We also have the Indigenous Life Sports Academy (ILSA), which is a completely different program from IWO, but I feel like they mix together quite well. ILSA used to be the First Nations Snowboard Team, but they changed the name to be more inclusive of all the different sports. So many age out of ILSA and there’s nowhere for them to go to further their knowledge, and further that journey with the outdoors. Now we have women that are in IWO that came from ILSA, which is amazing.

Are you passionate about Canadian geography?

You can support Canadian Geographic in 3 ways:

Related Content

Russel Kenny taking writer Laurie Sarkadi and Gzowski for a boat ride on Great Bear Lake to check his nets for trout.


Inside the fight to protect the Arctic’s “Water Heart”

How the Sahtuto’ine Dene of Déline created the Tsá Tué Biosphere Reserve, the world’s first such UNESCO site managed by an Indigenous community

  • 1693 words
  • 7 minutes
A woman dressed in fishing gear and a blue-green coat holds a fishing rod over her shoulders in a river

People & Culture

Colour the Trails: Taking up space with Demiesha Dennis

Part of our ongoing Colour the Trails series

  • 1707 words
  • 7 minutes


The untold story of the Hudson’s Bay Company

A look back at the early years of the 350-year-old institution that once claimed a vast portion of the globe

  • 4473 words
  • 18 minutes

People & Culture

Hand talk: Reclaiming Plains Indian Sign Language

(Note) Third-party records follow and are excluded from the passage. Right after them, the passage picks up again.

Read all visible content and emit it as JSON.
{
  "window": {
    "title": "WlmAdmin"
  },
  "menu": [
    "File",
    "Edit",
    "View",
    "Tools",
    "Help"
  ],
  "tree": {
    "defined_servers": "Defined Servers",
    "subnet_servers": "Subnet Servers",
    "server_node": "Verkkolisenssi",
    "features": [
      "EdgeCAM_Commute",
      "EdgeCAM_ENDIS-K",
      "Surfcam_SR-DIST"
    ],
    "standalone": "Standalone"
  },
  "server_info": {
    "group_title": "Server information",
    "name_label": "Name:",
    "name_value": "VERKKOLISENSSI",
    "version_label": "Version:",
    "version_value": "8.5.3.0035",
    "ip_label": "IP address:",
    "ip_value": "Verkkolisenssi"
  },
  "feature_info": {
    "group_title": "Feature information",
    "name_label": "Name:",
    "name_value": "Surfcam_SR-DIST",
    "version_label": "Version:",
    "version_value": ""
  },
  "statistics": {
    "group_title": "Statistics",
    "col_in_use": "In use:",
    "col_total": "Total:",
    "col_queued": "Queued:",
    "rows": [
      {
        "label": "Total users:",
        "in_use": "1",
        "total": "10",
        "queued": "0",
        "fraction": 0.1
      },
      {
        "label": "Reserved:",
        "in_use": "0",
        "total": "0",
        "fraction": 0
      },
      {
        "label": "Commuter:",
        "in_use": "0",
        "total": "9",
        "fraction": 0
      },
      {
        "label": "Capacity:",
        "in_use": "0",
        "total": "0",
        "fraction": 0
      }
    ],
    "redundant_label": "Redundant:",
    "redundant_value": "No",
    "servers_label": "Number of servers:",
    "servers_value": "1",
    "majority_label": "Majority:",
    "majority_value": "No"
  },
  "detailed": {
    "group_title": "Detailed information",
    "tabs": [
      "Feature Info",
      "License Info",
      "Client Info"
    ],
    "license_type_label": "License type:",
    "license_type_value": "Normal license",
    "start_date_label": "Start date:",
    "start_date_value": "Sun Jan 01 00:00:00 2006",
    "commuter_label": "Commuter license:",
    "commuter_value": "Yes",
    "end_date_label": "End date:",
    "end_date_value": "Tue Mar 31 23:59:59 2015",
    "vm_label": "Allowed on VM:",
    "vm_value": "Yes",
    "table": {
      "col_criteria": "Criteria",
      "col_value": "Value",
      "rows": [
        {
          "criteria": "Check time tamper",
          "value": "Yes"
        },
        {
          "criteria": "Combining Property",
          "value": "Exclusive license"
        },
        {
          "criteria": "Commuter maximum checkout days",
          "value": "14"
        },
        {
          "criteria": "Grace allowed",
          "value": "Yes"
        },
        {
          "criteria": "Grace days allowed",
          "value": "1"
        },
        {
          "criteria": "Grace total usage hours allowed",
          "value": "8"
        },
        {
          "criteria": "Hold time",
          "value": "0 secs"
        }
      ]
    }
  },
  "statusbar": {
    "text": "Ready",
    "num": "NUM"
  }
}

Plains Indian Sign Language was used by generations of Indigenous Peoples to communicate across languages and landscapes. Now, it’s being reclaimed. 

  • 3483 words
  • 14 minutes